Our study complements previous findings by advancing knowledge on shared plights in bullying, where observing that others were/are also harassment targets can facilitate help-seeking and disclosure (Graham & Juvonen, 1998; Kelley, 1973). Further, our results advance potential ways to change individuals’ perception of their plight from unique to shared, such as access to trustworthy information on bullying prevalence (e.g., articles, research, school psychologist lessons), viewing a vlog recorded by other victimized students, or learning about the group dynamics responsible for instigating and maintaining bullying in the peer group.

Practical Implications

Our findings have implications for anti-bullying practices developed by teachers and other school personnel. Identifying the predictors of students’ willingness to report may help schools to address the factors inhibiting victimized students’ help-seeking and better identify those in need of help, who may not reach out to an adult on their own. Our findings also have important policy implications. Schools should plan for facilitated disclosure, regardless of any existing anti-bullying policies, to assist those students in schools that are struggling by implementing anti-bullying programs (Unnever & Cornell, 2003). Additionally, even in schools with strong anti-bullying policies and successful interventions, there are still students who remain or will became victims and need a safe context and easy opportunity for disclosure. Facilitated disclosure should include the creation of a safe context for by the way disclosure, which might be, for instance, a school library, extracurricular activities, or science or art clubs; selection and training of at least one adult at the school who meets the criteria for a proper adult; means for facilitating the first step (the beginning of a conversation), for example, by introducing an anonymous online reporting or contact system (e.g., Resql in Polish schools); analyzing existing systems for their level of confidentiality and anonymity.

It is also very important to raise teachers’ and students’ awareness regarding relational bullying from the earliest age; bullying prevalence (e.g., by openly discussing prevalence or presenting data on bullying in the country); and group dynamics (e.g., the circle of bullying, and the mechanisms responsible for its onset and maintenance).
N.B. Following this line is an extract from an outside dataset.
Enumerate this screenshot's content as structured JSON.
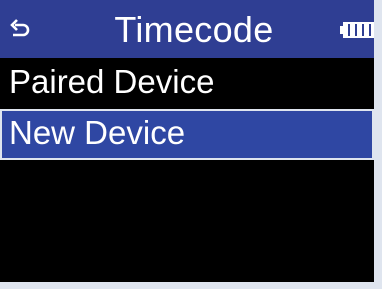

Moreover, our findings have serious implications for prevention and intervention programs that impose punishment or implement a “zero tolerance” policy, suggesting that such strategies may further deter students’ from reporting. Victims’ views on “reckless actions” show that knowing bullies would be punished is associated with a lower likelihood of disclosure. Therefore, it may be useful to assure victims that punishment would be the last resort, and that the reporting student’s identity would be protected.

It is important to note that even when teachers feel powerless to face bullying or do not feel supported by school bullying policies, they should be aware that they can have a profound indirect impact on a victim’s situation by altering the student’s perception of his/her victim schema’s self-components. The teacher’s support may break the chain of cognitive, affective, and interpersonal events that hinder effective coping strategies and lead to long-term victimization (Bauman et al., 2016).


This study must be considered in light of its limitations. First, in qualitative interviews, there is a higher risk of social desirability bias compared with anonymous questionnaires. There is also a risk of recall bias, especially in cases where data are collected a long time after the events. Self-report can potentially distort experiences, as it can be difficult to remember the details of a whole year’s worth of experiences (Berlan et al., 2010). In addition, by intentionally focusing only on the school context, we omitted individual or family conditions that may have influenced respondents’ experiences; further studies are needed to gain a fuller understanding of the relations and processes that influence help-seeking. Furthermore, we our respondents were from Poland, and their experience might differ from those who attend school elsewhere, given the contextual and cultural variations across countries and educational systems.